It is important to examine the digital manifestations of misogynoir – or what it means to be a Woman of Color existing in the hegemonic spaces of digital technology. But our conceptual frameworks fail to capture the everyday practices that Women of Color exhibit online. In this talk Kishonna L. Gray discusses the frameworks of Black Digital Feminism, useful to not only examine how structures influence practices, but also tools that have been implemented to resist such hegemony.
Kishonna L. Gray (Ph.D., Arizona State University) is currently a MLK Visiting Scholar in Women & Gender Studies and Comparative Media Studies/Writing. She is also the Founder of the Critical Gaming Lab at Eastern Kentucky University. She is expanding on the work created here to develop new initiatives surrounding Equity in Gaming (www.equityingaming.com). Her work broadly intersects identity and new media although she has a particular focus on gaming. Her most recent book, Race, Gender, & Deviance in Xbox Live (Routledge, 2014), provides a much-needed theoretical framework for examining deviant behavior and deviant bodies within that virtual gaming community.

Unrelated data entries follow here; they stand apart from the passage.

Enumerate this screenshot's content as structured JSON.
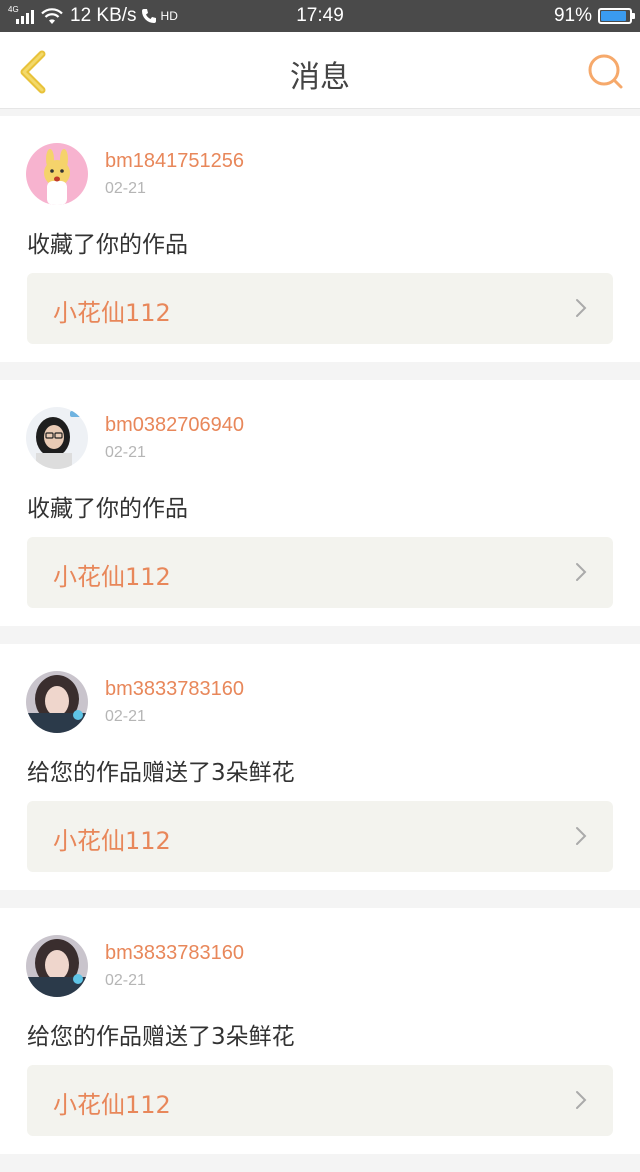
{
  "status_bar": {
    "network": "4G",
    "speed": "12 KB/s",
    "hd": "HD",
    "time": "17:49",
    "battery_text": "91%",
    "battery_level": 0.91,
    "battery_color": "#3a9bf0"
  },
  "header": {
    "title": "消息",
    "accent_color": "#f6a96b"
  },
  "messages": [
    {
      "username": "bm1841751256",
      "date": "02-21",
      "action": "收藏了你的作品",
      "work_title": "小花仙112",
      "avatar": "cartoon-bunny-avatar"
    },
    {
      "username": "bm0382706940",
      "date": "02-21",
      "action": "收藏了你的作品",
      "work_title": "小花仙112",
      "avatar": "girl-glasses-avatar"
    },
    {
      "username": "bm3833783160",
      "date": "02-21",
      "action": "给您的作品赠送了3朵鲜花",
      "work_title": "小花仙112",
      "avatar": "girl-photo-avatar"
    },
    {
      "username": "bm3833783160",
      "date": "02-21",
      "action": "给您的作品赠送了3朵鲜花",
      "work_title": "小花仙112",
      "avatar": "girl-photo-avatar"
    }
  ]
}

Her work has been featured in outlets such as the Journal of Comparative Research in Anthropology and Sociology, Ada: A Journal of Gender, New Media, and Technology, Bulletin of Science, Technology, & Society, New Review of Hypermedia and Multimedia, Information, Communication, & Society, among others. Her work has also been featured in the LA Times, Paste Magazine, Engadget, The Guardian, BET, and Blavity. She’s a featured blogger and podcaster with “Not Your Mama’s Gamer” (http://www.nymgamer.com/). She also actively blogs on her own websites at www.kishonnagray.com and at http://lachezbippy.kinja.com/. Follow her on Twitter @KishonnaGray and the Equity in Gaming Initative at @equityingaming.